And we also need to be sufficiently confident in our understanding of technology that we call out the hubris when someone provides an 18-month plan for how to deliver intangible benefits. We have to be able to stand up and say that this bit is a hard problem and we’ll need to explore different ways of solving that, and understand that we will fail.

Paradoxically, working incrementally in the small is less risky than following an 18-month plan. Planning is good, but our plans will change and adapt as we learn.

It’s seductive to think otherwise, and pretty difficult to sell “we don’t know” as a tagline. Perhaps you don’t get appointed to a job if you say we “don’t have all of the answers”.

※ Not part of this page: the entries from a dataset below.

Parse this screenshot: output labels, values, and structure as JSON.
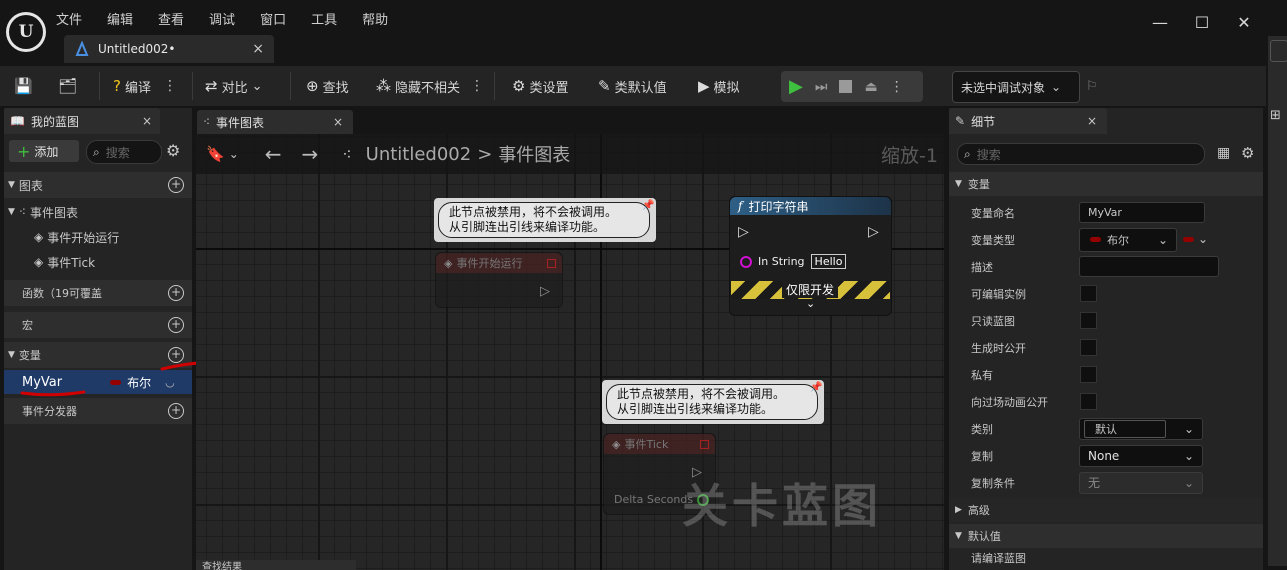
{
  "menu": [
    "文件",
    "编辑",
    "查看",
    "调试",
    "窗口",
    "工具",
    "帮助"
  ],
  "doc_tab": {
    "title": "Untitled002•",
    "close": "×"
  },
  "window": {
    "minimize": "—",
    "maximize": "☐",
    "close": "✕"
  },
  "toolbar": {
    "compile": "编译",
    "diff": "对比",
    "find": "查找",
    "hide_unrelated": "隐藏不相关",
    "class_settings": "类设置",
    "class_defaults": "类默认值",
    "simulate": "模拟",
    "debug_target": "未选中调试对象"
  },
  "my_blueprint": {
    "tab": "我的蓝图",
    "add": "添加",
    "search_placeholder": "搜索",
    "sections": {
      "graphs": "图表",
      "functions": "函数（19可覆盖",
      "macros": "宏",
      "variables": "变量",
      "dispatchers": "事件分发器"
    },
    "event_graph": "事件图表",
    "events": [
      "事件开始运行",
      "事件Tick"
    ],
    "variable": {
      "name": "MyVar",
      "type": "布尔"
    }
  },
  "graph": {
    "tab": "事件图表",
    "breadcrumb_root": "Untitled002",
    "breadcrumb_sep": ">",
    "breadcrumb_current": "事件图表",
    "zoom": "缩放-1",
    "disabled_comment": "此节点被禁用，将不会被调用。\n从引脚连出引线来编译功能。",
    "node_begin": "事件开始运行",
    "node_tick": "事件Tick",
    "delta_seconds": "Delta Seconds",
    "print_node": "打印字符串",
    "in_string": "In String",
    "in_string_value": "Hello",
    "dev_only": "仅限开发",
    "watermark": "关卡蓝图",
    "find_results": "查找结果"
  },
  "details": {
    "tab": "细节",
    "search_placeholder": "搜索",
    "variable_section": "变量",
    "fields": {
      "name_label": "变量命名",
      "name_value": "MyVar",
      "type_label": "变量类型",
      "type_value": "布尔",
      "desc_label": "描述",
      "editable_label": "可编辑实例",
      "readonly_label": "只读蓝图",
      "expose_spawn_label": "生成时公开",
      "private_label": "私有",
      "expose_cine_label": "向过场动画公开",
      "category_label": "类别",
      "category_value": "默认",
      "replication_label": "复制",
      "replication_value": "None",
      "rep_condition_label": "复制条件",
      "rep_condition_value": "无"
    },
    "advanced": "高级",
    "default_value": "默认值",
    "compile_hint": "请编译蓝图"
  },
  "colors": {
    "accent_play": "#3fbf3f",
    "bool_pin": "#950000",
    "annotation": "#d10000"
  }
}
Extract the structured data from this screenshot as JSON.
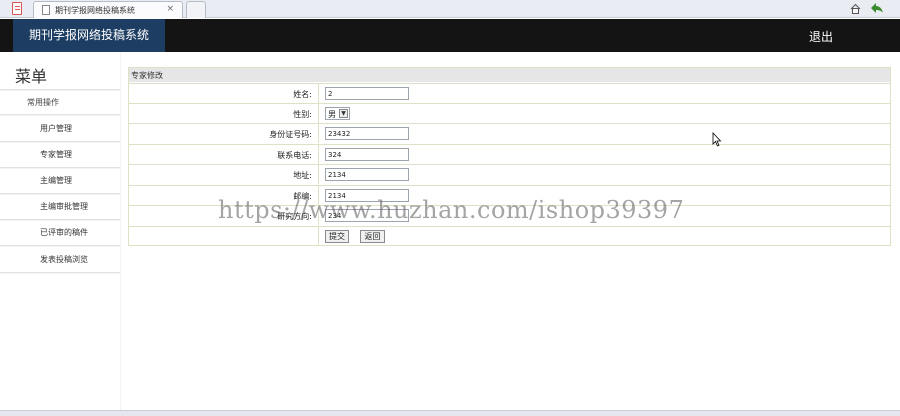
{
  "browser": {
    "tab_title": "期刊学报网络投稿系统",
    "tab_close": "×"
  },
  "header": {
    "app_title": "期刊学报网络投稿系统",
    "logout_label": "退出"
  },
  "sidebar": {
    "menu_title": "菜单",
    "group_label": "常用操作",
    "items": [
      {
        "label": "用户管理"
      },
      {
        "label": "专家管理"
      },
      {
        "label": "主编管理"
      },
      {
        "label": "主编审批管理"
      },
      {
        "label": "已评审的稿件"
      },
      {
        "label": "发表投稿浏览"
      }
    ]
  },
  "form": {
    "title": "专家修改",
    "rows": [
      {
        "label": "姓名:",
        "value": "2"
      },
      {
        "label": "性别:",
        "value": "男"
      },
      {
        "label": "身份证号码:",
        "value": "23432"
      },
      {
        "label": "联系电话:",
        "value": "324"
      },
      {
        "label": "地址:",
        "value": "2134"
      },
      {
        "label": "邮编:",
        "value": "2134"
      },
      {
        "label": "研究方向:",
        "value": "234"
      }
    ],
    "submit_label": "提交",
    "back_label": "返回"
  },
  "watermark": "https://www.huzhan.com/ishop39397",
  "colors": {
    "header_bg": "#141414",
    "title_box_bg": "#1d3d63",
    "panel_border": "#dde2c6"
  }
}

Of course, there’s a lot we do know, and one size doesn’t fit all in technology, whether we’re talking about approach, standards, ‘buy vs build’ (should we buy the solution to this problem off the shelf or build it ourselves?) or any other facet of ‘digital’, and so we need to see the fracture lines and break-apart our problem domain and get on with delivering appropriate solutions or starting the graft of learning how to solve problems in that domain.

We need to be agile.

Deliver better and faster by doing things right

We can speed up delivery of valuable digital tools and technology by adopting the right approach. We should stack the odds of being successful in our favour. There are many examples where will fail to do this.

So let’s return to breast cancer. What can we learn from this?

  1. Central reporting helps us understand what is important from policy-makers.
  2. Data should be sourced from results of the processes of care.
  3. Operational systems should focus on meaningful data
  4. We need to adopt a modular, de-coupled and agile approach to health and care software and data.

It’s not difficult to see the sources of information that we need for breast cancer reporting - demographic data links a patient with different identifiers across organisations, appointments and scheduling provides a virtual scaffold for the ‘when’ and ‘how’ things have happened via different pathways, laboratory and radiology data brought together help understand the pathology and its extent (staging), and finally, at MDT, we need tools to validate and refine those ‘inputs’, record the decision-making and plan the next steps in care.

In fact, those requirements for breast cancer are not much different for any other illness either.

And that tells us what we need to be building for the next generation of electronic health and care record systems.

And how can we deliver a compelling and credible plan to build that technology that will underpin our ambitions for health and care in Wales?

National governance arrangements and technical architecture need to ensure that we reduce the need for constant coordination between different groups.

We’ve failed if we need everyone ‘in the room’!

We need to instead:

  • decouple and modularise, to permit parallel independent working at pace
  • use open technical standards to define the interfaces between modules
  • avoid single repositories and instead use shared vocabularies
  • develop an unremitting focus on data.
  • foster greater use of off-the-shelf cloud providers and move to abstract our infrastructure
  • define clear lines of responsibility for different services, and include performance and reliability metrics.